- In 1954, the Government of India’s jurisdiction in J&K was extended to all Union subjects listed in the Seventh Schedule. The Seventh Schedule (in the Constitution of India) divides subjects for law-making into three separate lists – Union List, State List, and Concurrent List. On subjects listed in the Union List, only the Parliament of India can make laws and these would extend to all states and UTs.
- In 1956, the J&K adopted its own constitution.
- Some important provisions that separate J&K from other states are those that relate to permanent residents and their rights; the non-applicability of Emergency provisions on the grounds of ‘internal disturbance’ without the concurrence of J&K government; and that without the consent of the state legislature, the name and boundaries of the state cannot be altered.
- So, in a true sense, the autonomy enjoyed by J&K has eroded substantially from the time it merged with the Union of India, especially through the 1952 and 1954 agreements.
- However, the fact remains that any provision in Article 370 can be changed only with the consent of the J&K legislature.
- Article 352 under which national emergency is declared and Article 360 through which financial emergency can be declared cannot be applied in Kashmir.

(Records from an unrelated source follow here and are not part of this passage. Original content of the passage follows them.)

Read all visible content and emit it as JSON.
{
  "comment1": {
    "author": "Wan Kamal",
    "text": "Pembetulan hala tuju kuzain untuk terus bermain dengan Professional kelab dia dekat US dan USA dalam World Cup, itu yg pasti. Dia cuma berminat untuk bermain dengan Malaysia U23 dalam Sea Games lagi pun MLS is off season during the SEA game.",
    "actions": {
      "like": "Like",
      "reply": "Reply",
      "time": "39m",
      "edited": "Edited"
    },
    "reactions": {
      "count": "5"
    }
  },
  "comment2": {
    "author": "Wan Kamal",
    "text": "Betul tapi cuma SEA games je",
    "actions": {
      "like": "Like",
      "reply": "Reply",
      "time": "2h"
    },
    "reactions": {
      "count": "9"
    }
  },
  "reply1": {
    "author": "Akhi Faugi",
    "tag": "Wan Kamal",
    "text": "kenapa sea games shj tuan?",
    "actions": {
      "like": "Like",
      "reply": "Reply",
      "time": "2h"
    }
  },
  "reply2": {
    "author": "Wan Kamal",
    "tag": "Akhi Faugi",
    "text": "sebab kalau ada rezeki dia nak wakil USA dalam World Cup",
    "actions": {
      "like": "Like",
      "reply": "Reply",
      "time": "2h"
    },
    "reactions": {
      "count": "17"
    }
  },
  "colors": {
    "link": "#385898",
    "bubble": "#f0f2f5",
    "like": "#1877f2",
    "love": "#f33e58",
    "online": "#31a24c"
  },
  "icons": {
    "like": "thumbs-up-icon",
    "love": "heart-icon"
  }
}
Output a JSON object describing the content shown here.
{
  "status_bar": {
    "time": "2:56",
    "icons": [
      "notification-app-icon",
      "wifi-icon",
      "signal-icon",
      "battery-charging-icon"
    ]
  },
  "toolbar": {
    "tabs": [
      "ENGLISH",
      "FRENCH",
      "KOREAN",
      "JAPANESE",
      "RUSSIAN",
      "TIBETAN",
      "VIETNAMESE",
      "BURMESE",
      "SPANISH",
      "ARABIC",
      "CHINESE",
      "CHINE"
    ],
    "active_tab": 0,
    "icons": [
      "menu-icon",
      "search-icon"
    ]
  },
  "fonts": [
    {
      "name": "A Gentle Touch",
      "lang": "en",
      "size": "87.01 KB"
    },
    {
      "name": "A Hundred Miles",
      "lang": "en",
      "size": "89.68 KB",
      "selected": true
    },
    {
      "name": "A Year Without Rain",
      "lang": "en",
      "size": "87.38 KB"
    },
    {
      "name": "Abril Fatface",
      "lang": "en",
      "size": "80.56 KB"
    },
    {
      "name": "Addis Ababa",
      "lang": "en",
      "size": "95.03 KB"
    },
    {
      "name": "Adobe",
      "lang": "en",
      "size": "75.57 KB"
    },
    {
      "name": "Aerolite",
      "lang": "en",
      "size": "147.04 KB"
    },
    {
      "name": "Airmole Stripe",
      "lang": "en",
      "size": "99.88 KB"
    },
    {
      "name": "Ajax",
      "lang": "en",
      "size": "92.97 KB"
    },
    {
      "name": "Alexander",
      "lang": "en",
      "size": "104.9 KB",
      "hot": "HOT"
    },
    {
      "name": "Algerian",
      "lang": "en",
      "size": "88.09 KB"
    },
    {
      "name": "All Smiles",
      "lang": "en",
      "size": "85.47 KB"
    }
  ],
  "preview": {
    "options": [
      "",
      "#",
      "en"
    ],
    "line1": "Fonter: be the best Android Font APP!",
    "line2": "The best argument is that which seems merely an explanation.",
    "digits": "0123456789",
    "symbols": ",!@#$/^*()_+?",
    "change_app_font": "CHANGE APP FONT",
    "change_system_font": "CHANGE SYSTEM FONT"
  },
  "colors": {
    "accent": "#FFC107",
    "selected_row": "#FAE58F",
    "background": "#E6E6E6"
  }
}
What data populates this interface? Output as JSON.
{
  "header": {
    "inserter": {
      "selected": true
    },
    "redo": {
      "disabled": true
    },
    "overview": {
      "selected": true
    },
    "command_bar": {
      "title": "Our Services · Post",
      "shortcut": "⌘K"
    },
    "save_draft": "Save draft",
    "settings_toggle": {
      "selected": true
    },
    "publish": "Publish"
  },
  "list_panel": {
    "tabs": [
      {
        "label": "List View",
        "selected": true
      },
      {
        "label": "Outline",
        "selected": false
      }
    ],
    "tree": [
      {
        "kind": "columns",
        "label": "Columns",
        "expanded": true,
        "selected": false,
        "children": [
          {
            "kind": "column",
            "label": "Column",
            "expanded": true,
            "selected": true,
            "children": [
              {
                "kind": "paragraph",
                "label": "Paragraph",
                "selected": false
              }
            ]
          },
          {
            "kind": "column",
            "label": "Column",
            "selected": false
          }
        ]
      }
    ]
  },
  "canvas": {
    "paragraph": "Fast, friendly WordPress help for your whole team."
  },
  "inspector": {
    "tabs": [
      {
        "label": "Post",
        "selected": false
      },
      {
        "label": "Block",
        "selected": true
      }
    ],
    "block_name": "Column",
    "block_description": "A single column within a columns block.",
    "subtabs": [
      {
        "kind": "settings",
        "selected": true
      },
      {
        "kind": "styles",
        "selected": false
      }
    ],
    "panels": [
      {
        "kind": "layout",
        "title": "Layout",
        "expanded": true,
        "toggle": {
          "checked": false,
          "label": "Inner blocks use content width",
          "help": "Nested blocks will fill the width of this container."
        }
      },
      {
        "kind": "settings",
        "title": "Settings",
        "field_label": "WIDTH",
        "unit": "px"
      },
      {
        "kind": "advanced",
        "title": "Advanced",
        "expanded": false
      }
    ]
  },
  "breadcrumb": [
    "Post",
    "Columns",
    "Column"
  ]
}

- While a citizen of India has only Indian citizenship, people of J&K have two citizenships.
- Anti Defection Law is not applicable to J&K. Under anti-defection law, if an MP or MLA crosses over to another political party, she/he is disqualified by the speaker. In other words, such defecting MP or MLA can no longer remain a member of the house.
- No outsider, i.e., citizens of India other than those residing in J&K, can buy property in J&K state. In short, a non-J&K resident can not buy property in that state.
- Gift tax, Wealth tax, Urban Land Ceiling Act and intermarriage with other Indian nationals do not operate in J&K.
Can the Central Government revoke (remove) Article 370?
Yes, at least in theory. Clause 3 of Article 370 states that the “President may, by public notification, declare that this Article shall cease to be operative but only on the recommendation of the Constituent Assembly of the state”.
In other words, Article 370 can be revoked only if a new Constituent Assembly of Jammu and Kashmir is convened and is willing to recommend its revocation.
Of course, Parliament has the power to amend the Constitution of India to change this provision. But if such change does occur, it can be challenged in a court of law. Most legal experts believe that such revocation (removal) of Article 370 is easier said than done.